    johnyredd99 Junior Member
    Messages: 11

    yea ok whatever you want to think. If it will help you sleep better at night then go ahead and keep believing it
    Last edited: Nov 5, 2011
  18. forbidden

    forbidden Senior Member
    Messages: 392

    Get yourself a single stage blower to start with, a dual stage is going to be way too slow to work with. Time is money when it comes to clearing snow. A dual stage has it's place, we keep ours in reserve for heavy snowfalls that our single stage cannot clear. We used it once last year when 2 feet of snow came down, other than that, it was all single stage. Toro makes some great single stage blowers. Nothing wrong with being out from under the other guy if you want to go on your own.
  19. TatraFan

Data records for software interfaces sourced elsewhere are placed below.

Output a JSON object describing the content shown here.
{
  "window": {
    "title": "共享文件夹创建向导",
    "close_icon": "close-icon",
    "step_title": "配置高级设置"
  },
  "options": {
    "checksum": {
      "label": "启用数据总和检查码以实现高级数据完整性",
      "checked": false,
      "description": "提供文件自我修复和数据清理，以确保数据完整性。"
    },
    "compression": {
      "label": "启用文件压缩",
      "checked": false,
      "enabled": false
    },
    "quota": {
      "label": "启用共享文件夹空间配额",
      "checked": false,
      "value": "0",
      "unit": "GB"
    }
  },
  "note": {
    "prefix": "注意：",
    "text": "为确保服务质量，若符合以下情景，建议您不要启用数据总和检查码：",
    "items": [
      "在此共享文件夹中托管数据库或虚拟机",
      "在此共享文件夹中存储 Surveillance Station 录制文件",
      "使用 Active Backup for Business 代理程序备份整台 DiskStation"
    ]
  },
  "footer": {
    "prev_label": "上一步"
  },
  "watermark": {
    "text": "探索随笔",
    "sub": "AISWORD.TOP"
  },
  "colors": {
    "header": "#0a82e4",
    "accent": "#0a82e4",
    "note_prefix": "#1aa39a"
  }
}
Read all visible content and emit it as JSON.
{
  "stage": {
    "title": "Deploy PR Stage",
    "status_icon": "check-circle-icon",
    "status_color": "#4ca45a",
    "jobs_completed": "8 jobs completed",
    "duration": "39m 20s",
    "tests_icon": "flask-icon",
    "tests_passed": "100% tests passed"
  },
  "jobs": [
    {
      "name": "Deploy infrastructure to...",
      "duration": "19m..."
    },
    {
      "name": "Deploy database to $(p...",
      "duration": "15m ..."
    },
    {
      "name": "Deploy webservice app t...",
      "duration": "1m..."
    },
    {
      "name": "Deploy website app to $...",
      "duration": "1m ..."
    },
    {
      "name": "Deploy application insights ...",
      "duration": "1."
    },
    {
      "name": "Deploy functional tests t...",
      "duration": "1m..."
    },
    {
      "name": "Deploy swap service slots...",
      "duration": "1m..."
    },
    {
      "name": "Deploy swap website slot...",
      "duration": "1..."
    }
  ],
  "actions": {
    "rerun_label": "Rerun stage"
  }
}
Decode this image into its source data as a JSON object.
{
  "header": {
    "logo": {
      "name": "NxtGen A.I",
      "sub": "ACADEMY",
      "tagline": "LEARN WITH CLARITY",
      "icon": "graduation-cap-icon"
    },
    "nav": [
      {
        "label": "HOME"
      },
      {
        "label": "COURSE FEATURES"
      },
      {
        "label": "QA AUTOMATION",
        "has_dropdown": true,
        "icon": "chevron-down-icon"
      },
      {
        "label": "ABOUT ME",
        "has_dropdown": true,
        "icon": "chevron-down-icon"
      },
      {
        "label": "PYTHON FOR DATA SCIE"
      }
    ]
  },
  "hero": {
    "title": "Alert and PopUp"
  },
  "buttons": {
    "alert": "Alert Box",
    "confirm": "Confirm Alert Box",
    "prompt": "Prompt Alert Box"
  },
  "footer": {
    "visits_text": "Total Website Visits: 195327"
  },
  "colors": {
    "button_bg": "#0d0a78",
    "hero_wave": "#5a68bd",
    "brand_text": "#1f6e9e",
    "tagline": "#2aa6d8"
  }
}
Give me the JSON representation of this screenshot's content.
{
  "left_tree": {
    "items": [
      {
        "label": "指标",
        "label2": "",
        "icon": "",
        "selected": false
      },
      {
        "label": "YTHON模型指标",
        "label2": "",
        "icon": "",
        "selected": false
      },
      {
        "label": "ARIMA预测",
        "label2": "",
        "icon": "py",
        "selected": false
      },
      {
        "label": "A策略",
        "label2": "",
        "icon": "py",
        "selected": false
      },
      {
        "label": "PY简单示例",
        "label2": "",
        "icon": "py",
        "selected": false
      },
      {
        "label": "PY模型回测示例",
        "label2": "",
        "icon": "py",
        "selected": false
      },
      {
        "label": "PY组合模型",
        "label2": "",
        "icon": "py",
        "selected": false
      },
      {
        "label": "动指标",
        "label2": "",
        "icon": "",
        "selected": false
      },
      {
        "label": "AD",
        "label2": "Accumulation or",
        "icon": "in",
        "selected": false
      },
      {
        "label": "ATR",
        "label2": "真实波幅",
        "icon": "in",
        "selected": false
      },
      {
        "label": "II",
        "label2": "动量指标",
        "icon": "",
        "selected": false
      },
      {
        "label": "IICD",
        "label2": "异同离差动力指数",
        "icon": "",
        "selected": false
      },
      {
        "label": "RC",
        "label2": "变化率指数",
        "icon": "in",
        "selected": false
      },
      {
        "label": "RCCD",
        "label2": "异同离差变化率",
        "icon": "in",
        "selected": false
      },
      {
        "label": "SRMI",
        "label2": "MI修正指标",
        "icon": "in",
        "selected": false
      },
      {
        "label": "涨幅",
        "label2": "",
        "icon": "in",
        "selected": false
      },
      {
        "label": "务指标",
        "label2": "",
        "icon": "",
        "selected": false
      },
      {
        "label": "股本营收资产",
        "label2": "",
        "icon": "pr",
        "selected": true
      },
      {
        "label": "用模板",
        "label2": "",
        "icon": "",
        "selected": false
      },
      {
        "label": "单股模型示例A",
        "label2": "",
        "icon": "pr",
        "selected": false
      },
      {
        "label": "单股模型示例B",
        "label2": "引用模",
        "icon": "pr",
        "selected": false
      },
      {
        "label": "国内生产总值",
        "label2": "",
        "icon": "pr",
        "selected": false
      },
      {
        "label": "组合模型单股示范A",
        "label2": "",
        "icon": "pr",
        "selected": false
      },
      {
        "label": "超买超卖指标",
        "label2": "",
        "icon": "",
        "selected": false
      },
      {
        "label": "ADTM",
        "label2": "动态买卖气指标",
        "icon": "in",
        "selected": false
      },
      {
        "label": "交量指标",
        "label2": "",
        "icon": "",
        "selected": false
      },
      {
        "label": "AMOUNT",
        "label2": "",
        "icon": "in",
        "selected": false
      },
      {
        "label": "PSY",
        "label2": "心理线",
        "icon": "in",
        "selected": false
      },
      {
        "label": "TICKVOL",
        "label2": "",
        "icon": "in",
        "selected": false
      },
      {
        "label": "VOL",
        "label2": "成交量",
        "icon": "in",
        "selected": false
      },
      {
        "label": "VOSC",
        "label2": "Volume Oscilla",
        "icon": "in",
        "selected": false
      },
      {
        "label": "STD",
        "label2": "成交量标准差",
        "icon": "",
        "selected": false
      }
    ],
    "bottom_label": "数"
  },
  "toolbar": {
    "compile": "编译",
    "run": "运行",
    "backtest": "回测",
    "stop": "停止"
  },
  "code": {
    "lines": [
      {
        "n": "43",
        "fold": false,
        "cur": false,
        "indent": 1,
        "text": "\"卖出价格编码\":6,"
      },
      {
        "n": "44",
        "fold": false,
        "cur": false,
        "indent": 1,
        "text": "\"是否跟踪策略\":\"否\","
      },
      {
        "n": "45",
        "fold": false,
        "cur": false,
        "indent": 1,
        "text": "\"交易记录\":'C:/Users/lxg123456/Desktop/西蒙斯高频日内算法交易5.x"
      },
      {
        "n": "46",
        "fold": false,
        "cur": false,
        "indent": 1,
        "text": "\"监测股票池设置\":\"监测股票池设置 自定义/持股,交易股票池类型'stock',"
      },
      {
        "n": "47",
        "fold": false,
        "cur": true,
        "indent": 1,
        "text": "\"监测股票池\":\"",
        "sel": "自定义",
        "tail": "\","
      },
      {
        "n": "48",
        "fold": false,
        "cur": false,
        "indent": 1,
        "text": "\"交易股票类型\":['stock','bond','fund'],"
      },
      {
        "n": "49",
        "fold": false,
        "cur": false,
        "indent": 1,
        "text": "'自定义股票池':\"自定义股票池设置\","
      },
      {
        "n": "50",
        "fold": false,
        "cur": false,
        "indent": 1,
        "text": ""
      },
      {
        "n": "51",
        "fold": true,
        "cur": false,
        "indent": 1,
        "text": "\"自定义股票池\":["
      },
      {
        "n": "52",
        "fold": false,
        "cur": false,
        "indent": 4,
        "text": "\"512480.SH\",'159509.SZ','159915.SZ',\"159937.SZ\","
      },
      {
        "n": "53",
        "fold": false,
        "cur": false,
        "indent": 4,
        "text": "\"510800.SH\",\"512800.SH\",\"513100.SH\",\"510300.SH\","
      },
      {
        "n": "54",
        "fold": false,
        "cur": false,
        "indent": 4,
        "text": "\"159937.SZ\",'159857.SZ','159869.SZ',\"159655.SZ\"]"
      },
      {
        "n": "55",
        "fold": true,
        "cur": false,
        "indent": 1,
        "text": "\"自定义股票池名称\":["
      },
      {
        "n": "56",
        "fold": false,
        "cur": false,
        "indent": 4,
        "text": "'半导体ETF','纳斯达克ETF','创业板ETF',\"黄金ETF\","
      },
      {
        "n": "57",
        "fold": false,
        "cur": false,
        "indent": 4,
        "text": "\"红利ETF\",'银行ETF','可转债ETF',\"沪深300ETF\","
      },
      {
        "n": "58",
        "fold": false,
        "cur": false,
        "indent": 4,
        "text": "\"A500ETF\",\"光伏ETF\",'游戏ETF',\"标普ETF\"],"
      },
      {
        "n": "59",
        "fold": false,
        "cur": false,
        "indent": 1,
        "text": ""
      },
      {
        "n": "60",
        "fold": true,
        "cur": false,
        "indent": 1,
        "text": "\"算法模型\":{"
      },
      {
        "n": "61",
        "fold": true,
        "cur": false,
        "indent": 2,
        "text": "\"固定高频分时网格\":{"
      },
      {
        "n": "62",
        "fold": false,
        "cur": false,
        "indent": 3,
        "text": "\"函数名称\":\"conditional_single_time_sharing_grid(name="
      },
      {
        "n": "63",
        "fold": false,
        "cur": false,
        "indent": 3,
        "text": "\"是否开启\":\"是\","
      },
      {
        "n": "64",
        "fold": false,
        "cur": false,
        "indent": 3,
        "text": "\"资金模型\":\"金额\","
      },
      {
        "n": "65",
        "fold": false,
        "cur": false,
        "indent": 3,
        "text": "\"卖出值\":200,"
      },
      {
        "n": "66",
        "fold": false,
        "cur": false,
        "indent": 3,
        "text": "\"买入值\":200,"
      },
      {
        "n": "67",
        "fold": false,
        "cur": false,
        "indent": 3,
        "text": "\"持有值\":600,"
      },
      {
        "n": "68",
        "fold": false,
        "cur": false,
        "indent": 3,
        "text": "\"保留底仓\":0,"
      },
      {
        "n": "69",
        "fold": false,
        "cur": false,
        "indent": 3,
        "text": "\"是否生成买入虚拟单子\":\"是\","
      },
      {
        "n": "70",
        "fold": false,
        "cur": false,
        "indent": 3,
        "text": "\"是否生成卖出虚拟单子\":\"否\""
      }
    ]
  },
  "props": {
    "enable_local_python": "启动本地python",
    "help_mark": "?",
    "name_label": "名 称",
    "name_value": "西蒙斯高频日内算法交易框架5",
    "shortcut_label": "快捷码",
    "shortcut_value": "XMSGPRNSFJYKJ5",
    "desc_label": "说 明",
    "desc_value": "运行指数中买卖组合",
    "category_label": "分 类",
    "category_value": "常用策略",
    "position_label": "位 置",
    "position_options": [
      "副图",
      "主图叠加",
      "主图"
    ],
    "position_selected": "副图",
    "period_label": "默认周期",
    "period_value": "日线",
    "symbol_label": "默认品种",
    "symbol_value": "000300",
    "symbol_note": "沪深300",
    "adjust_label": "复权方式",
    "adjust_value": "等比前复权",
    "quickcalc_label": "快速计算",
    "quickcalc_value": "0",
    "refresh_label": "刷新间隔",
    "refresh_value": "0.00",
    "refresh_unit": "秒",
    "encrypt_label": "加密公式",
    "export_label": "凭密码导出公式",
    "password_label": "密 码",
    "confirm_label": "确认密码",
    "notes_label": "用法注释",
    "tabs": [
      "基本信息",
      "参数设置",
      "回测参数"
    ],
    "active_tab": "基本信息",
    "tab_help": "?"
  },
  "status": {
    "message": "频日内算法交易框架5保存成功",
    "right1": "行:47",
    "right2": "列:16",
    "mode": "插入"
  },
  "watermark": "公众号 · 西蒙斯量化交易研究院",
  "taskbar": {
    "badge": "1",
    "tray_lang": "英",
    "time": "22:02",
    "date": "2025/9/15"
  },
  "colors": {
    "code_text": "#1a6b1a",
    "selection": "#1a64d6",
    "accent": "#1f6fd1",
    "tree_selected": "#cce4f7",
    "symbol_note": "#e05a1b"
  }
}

    TatraFan Senior Member
    Messages: 191

    Can I ask a question... How do you plan on transporting yourself to and from each location with a snowblower? You want a vehicle that allows you dismount your snow blower very quickly since blowing snow can be slower than pushing it. Then you have to reload it and run to the next location. So have you got such a vehicle other wise you might not even be able to do as many jobs as you need to support your business. Just something to think about.
  20. forbidden

    forbidden Senior Member
    Messages: 392

    He is going to take some old Volkl skis attached to a tow bar, add some modified Marker bindings and snap the blower into them and pull it behind the vehicle or he could always get a sled dog or two. What a picture that would make. The single stage Toro is a very light unit and clears right to the pavement in most cases. Our guys can easily lift them in and out of the back of a pickup.